(Dataset rows for apps and sites)
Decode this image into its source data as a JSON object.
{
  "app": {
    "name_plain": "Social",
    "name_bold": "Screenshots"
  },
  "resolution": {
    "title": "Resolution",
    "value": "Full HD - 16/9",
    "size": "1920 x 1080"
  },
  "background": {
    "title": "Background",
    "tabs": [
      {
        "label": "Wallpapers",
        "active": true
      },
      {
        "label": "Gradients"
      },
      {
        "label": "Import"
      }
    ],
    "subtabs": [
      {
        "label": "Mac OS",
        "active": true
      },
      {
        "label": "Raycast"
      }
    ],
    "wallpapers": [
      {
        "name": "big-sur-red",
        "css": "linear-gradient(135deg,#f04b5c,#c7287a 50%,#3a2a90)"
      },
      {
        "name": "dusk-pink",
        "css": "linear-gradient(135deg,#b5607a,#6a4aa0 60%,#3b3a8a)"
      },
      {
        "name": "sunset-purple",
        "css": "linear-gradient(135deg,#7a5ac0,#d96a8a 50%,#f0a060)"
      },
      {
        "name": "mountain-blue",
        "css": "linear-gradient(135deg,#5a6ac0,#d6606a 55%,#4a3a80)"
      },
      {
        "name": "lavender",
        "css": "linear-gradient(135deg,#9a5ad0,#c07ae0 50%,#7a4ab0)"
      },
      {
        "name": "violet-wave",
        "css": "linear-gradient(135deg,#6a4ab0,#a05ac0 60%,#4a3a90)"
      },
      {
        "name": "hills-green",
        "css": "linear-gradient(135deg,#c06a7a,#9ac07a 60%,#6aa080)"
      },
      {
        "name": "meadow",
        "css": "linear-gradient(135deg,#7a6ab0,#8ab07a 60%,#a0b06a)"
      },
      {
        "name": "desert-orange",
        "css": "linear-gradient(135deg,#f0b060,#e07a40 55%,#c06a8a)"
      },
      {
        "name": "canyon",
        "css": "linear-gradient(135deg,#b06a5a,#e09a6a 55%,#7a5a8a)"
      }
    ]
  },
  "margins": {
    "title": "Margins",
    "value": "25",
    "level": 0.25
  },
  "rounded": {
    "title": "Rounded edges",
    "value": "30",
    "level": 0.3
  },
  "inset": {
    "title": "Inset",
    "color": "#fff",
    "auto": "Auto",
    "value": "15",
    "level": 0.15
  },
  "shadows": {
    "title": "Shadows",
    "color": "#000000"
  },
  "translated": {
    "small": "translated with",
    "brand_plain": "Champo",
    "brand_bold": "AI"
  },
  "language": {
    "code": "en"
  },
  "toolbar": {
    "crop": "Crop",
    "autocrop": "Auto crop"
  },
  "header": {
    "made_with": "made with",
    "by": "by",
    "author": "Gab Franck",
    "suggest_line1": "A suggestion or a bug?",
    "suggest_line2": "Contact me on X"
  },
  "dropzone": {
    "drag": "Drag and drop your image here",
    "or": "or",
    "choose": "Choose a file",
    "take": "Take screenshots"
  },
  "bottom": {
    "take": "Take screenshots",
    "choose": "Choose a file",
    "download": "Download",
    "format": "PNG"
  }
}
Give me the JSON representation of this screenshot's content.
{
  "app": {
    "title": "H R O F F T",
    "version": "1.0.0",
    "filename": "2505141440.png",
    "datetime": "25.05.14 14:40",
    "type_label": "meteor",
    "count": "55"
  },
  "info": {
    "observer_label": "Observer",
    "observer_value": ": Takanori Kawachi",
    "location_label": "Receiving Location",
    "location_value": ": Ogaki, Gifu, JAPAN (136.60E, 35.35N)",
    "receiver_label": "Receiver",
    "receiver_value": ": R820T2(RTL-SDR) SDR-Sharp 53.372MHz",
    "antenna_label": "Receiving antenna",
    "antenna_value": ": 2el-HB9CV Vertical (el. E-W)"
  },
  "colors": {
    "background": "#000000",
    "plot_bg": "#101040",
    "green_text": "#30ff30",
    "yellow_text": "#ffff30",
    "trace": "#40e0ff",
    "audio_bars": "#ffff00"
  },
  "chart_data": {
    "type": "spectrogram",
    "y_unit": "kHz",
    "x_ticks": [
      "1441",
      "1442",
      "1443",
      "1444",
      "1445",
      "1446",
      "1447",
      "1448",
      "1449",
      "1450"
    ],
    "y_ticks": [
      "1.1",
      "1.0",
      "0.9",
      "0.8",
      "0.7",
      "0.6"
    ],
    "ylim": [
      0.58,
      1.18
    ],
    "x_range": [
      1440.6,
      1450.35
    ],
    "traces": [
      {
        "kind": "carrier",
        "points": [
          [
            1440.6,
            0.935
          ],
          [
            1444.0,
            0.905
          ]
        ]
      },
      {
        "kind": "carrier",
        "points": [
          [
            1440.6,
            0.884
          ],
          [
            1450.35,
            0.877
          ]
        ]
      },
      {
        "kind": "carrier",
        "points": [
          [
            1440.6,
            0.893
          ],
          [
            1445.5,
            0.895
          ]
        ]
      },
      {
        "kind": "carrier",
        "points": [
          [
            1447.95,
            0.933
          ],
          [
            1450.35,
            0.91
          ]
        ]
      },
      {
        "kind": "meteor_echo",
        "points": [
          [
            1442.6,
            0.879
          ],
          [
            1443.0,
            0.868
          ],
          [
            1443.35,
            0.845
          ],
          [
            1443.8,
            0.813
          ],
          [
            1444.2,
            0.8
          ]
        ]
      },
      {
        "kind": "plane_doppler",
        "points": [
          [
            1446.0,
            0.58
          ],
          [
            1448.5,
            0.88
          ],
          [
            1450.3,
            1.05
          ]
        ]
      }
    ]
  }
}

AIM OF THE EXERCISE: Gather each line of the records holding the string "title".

FINISHED TASK:
    "title": "Resolution",
    "title": "Background",
    "title": "Margins",
    "title": "Rounded edges",
    "title": "Inset",
    "title": "Shadows",
    "title": "H R O F F T",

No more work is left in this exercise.